Bacillus subtilis Improves Body Composition and Accelerates Recovery
While the functional properties of probiotics are highly strain-specific, research is showing that there’s more than one species of the Bacillus genus that holds promise for sports nutrition. John Deaton, PhD, vice president of science and technology for Deerland Probiotics & Enzymes (Kennesaw, GA), says that clinical trials are now demonstrating the efficacy of Bacillus subtilis in exercise formulations.
A randomized, placebo-controlled clinical trial4 funded by Deerland Probiotics & Enzymes followed 23 Division I female collegiate athletes during offseason training and assessed the efficacy of Bacillus subtilis as a sports supplement. Over the course of 10 weeks, participants performed three to four upper- and lower-body workout sessions per week and were randomized to receive either 5 billion CFUs per day of Deerland's Bacillus subtilis DE111 strain (n=11) or a matching placebo (n=12). All participants also received a protein and carbohydrate-enriched recovery drink after exercise. Participants were assessed on tests of strength, agility, body fat composition, and muscle thickness at baseline and again at the end of the 10-week offseason training period.
After 10 weeks, the recovery drink-plus-probiotic group saw a statistically significant increase in body fat loss relative to the recovery drink-plus-placebo group. Subjects in the experimental condition saw a 2% decrease in body fat, compared to a 0.2% decrease in the control group. The study authors concluded that probiotic supplementation may be an effective means of improving body composition in collegiate athletes, but caution that the exact mechanism of action remains unclear and requires further study. The study authors also hypothesize that probiotics’ immunomodulatory properties could promote the repair of musculoskeletal tissue after exercise.
Deaton says that in addition to body composition and recovery, probiotics are also desirable as sports supplements for athletes who experience digestive distress. High-protein diets and other sports nutrition trends can create digestive issues that probiotics are ideally suited to address.

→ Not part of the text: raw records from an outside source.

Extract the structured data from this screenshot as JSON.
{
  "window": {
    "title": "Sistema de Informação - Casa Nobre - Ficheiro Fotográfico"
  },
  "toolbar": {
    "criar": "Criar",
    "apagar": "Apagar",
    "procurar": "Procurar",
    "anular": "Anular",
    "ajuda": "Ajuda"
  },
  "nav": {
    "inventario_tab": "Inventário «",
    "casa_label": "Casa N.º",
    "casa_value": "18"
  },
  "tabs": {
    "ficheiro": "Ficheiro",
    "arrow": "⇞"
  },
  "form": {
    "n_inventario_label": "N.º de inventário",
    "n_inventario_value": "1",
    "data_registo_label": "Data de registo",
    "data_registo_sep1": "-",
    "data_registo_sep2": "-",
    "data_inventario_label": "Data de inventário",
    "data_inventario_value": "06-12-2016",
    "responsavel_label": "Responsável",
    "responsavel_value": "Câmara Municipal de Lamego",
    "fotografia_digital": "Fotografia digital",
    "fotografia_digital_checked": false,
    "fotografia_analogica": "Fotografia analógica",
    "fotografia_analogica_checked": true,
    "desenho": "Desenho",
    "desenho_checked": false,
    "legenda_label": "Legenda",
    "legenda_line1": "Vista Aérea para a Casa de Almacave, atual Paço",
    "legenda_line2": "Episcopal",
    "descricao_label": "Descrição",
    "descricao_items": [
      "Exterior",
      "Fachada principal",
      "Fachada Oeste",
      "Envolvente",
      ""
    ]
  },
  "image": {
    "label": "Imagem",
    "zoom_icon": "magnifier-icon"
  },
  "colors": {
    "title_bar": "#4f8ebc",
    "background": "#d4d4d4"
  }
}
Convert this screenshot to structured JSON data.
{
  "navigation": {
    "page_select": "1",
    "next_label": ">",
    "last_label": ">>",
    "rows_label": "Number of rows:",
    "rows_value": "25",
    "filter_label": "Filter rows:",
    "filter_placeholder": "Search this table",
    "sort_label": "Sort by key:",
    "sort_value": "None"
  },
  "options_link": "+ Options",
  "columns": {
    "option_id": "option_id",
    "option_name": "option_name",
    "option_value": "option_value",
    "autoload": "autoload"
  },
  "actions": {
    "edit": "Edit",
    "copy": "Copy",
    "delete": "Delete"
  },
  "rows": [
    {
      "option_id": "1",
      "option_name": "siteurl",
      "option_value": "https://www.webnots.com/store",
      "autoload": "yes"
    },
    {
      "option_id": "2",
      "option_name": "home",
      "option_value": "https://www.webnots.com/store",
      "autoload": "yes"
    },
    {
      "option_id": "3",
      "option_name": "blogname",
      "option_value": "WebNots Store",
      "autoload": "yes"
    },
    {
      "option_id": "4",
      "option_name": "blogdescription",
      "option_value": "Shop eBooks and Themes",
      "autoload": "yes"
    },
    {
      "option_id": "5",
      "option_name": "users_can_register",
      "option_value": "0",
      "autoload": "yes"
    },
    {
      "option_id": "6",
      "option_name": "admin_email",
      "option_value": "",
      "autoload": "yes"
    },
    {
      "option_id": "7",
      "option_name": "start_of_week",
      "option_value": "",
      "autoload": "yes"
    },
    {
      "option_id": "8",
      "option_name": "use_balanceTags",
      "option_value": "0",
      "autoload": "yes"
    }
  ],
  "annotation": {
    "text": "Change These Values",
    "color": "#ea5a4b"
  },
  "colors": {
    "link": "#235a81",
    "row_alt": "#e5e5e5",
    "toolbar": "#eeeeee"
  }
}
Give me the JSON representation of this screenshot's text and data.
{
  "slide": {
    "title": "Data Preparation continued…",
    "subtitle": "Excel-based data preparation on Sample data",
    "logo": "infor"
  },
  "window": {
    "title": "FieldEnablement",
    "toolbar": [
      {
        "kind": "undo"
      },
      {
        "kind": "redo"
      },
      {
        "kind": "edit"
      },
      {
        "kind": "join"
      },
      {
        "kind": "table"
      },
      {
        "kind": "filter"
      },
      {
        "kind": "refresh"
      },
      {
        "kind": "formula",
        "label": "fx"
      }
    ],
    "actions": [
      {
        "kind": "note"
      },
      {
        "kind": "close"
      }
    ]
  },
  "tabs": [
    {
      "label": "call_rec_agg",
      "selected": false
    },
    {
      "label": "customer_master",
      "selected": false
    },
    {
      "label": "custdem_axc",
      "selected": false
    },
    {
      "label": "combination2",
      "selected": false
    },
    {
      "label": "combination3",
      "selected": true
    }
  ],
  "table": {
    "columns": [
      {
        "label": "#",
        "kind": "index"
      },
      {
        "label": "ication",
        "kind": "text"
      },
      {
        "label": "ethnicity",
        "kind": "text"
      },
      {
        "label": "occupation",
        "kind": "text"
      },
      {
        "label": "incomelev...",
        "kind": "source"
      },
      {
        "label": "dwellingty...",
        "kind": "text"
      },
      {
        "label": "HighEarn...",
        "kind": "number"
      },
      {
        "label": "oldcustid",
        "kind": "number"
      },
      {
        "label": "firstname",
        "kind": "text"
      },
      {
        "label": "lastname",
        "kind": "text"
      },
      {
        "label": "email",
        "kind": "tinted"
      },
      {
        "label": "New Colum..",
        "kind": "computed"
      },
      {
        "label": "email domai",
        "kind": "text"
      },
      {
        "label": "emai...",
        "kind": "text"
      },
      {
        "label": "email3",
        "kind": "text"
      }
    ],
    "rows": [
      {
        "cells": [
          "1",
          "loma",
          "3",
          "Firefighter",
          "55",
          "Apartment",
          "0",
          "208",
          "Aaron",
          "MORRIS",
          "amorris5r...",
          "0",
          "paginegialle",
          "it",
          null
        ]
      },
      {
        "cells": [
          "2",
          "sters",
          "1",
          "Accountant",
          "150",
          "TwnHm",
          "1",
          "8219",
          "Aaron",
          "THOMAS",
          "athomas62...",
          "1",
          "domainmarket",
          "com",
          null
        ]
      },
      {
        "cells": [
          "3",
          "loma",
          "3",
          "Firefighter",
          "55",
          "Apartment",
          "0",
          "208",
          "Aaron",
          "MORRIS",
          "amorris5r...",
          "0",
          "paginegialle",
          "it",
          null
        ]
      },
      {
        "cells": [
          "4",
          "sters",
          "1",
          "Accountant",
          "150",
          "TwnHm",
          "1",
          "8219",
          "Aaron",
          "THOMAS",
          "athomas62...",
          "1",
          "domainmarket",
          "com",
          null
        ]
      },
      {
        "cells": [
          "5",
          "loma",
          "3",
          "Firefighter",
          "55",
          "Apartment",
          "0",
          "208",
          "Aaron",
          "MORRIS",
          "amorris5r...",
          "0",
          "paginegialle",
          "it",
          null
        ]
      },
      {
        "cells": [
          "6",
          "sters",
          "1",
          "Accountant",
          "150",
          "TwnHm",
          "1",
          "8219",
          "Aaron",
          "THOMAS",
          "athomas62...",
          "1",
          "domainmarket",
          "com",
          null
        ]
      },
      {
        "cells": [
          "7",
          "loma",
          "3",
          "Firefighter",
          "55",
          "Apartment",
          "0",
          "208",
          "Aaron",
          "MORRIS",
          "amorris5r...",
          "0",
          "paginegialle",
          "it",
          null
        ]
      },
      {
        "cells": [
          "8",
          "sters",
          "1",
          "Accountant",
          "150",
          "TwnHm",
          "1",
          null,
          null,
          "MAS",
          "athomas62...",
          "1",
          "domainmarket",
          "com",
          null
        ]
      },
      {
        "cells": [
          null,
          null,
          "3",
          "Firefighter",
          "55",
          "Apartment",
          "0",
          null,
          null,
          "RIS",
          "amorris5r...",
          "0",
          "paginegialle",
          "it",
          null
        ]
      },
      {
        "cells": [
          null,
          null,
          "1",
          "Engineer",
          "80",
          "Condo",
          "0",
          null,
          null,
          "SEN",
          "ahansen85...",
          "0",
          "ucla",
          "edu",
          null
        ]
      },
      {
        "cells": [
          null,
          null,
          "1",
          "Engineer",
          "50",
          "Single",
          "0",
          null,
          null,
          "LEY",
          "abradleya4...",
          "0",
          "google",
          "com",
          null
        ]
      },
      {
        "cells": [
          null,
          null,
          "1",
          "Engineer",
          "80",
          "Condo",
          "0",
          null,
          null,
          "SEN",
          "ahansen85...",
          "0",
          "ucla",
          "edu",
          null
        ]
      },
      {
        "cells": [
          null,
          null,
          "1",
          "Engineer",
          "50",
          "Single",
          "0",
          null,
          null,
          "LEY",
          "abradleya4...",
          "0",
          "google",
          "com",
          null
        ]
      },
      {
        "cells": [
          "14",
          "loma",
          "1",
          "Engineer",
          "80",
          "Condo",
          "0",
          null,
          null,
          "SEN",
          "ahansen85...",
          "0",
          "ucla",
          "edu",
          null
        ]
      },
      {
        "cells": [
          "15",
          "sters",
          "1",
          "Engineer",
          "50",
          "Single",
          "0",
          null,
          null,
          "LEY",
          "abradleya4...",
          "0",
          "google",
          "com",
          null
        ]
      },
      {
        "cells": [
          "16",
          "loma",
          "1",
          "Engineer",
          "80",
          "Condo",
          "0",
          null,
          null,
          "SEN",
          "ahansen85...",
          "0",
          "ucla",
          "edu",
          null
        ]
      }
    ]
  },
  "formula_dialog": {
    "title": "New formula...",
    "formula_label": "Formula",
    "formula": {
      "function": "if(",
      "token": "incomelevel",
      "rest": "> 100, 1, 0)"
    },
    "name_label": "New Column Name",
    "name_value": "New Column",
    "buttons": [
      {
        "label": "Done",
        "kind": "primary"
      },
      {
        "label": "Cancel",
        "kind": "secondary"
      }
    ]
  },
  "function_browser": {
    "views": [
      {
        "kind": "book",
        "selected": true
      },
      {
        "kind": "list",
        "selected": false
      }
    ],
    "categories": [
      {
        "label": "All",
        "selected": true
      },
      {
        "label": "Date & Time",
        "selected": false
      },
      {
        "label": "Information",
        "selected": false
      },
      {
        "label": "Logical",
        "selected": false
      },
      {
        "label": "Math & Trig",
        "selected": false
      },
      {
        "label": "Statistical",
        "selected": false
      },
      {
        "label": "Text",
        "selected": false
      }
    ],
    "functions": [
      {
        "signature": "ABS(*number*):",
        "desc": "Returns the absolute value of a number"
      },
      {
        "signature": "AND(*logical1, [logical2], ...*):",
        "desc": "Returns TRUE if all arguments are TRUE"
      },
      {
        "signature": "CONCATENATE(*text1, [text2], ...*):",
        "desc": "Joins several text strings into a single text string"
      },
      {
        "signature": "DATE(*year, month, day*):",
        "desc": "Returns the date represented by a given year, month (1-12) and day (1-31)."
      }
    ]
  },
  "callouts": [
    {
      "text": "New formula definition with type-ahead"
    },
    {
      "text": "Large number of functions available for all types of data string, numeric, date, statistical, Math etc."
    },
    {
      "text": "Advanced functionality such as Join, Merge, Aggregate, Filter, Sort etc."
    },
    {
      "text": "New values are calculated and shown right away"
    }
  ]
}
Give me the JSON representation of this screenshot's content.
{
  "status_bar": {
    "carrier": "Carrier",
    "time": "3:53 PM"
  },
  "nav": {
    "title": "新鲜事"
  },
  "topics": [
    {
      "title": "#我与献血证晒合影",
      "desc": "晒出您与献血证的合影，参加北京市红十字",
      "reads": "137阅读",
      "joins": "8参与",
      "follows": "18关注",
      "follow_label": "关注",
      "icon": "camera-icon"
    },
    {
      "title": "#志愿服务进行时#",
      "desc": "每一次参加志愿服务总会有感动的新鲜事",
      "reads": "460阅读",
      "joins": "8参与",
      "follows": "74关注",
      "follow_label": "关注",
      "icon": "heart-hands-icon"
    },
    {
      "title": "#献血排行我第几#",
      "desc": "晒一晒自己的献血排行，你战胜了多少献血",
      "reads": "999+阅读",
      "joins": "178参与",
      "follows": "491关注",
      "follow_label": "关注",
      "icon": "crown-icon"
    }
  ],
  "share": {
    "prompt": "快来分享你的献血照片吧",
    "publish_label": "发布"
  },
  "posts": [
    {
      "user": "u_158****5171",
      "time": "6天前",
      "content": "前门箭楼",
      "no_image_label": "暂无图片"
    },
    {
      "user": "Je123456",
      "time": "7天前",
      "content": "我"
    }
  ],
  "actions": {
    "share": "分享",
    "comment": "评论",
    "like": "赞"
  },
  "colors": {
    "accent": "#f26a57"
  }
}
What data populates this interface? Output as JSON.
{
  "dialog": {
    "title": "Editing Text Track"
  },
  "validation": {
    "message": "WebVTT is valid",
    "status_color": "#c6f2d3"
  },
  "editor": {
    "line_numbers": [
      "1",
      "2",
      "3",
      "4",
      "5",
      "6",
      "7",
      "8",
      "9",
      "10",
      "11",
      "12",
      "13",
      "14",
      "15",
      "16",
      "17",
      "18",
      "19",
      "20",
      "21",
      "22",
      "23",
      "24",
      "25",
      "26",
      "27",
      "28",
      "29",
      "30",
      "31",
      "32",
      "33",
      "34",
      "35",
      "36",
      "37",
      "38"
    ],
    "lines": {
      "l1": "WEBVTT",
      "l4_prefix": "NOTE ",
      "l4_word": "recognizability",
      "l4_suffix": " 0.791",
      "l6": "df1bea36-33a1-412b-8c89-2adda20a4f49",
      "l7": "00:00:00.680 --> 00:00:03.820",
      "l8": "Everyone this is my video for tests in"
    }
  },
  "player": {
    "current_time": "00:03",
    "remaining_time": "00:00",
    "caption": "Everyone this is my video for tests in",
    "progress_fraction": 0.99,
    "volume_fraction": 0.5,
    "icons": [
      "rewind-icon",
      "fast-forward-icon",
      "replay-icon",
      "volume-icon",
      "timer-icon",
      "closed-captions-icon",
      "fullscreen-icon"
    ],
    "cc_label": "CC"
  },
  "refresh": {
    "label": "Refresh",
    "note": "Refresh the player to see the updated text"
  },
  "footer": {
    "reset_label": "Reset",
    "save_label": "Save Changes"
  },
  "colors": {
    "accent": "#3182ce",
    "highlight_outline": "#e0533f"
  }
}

“A large number of long-distance runners tend to experience digestive problems due to reduced blood flow to the intestines,” Deaton notes. “Athletes also have very high nutrient needs, which are better fulfilled when digestion is improved.”